Lines that contain the string "source" are the ones to list; copy all of them from the records.

*** RECORDS FOR THIS TASK ***

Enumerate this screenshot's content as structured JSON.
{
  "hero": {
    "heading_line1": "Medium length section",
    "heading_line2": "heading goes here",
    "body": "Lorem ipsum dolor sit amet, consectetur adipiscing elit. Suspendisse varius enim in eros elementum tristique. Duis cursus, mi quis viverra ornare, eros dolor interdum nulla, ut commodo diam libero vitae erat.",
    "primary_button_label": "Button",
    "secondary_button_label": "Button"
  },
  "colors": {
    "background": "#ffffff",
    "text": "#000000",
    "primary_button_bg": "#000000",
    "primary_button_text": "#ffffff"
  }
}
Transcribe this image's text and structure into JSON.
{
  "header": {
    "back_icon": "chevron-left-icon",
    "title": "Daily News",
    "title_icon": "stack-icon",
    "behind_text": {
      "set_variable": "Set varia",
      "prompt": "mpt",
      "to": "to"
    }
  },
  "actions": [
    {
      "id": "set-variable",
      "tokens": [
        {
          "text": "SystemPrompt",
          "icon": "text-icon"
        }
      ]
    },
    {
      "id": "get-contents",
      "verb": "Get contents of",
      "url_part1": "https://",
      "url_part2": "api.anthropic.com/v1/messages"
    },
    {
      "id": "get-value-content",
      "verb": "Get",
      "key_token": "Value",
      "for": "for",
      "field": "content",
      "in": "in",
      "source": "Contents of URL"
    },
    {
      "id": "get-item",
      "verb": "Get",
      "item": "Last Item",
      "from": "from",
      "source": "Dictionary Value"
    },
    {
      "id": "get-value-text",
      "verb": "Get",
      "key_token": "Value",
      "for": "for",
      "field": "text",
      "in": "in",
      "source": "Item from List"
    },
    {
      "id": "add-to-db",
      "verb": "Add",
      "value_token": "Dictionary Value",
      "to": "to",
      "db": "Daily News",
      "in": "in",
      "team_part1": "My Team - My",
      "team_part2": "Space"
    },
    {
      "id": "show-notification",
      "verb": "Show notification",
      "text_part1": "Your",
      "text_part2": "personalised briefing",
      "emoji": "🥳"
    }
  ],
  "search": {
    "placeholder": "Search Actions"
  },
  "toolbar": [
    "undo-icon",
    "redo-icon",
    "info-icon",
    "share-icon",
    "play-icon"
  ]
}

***

EXERCISE ANSWER
      "source": "Contents of URL"
      "source": "Dictionary Value"
      "source": "Item from List"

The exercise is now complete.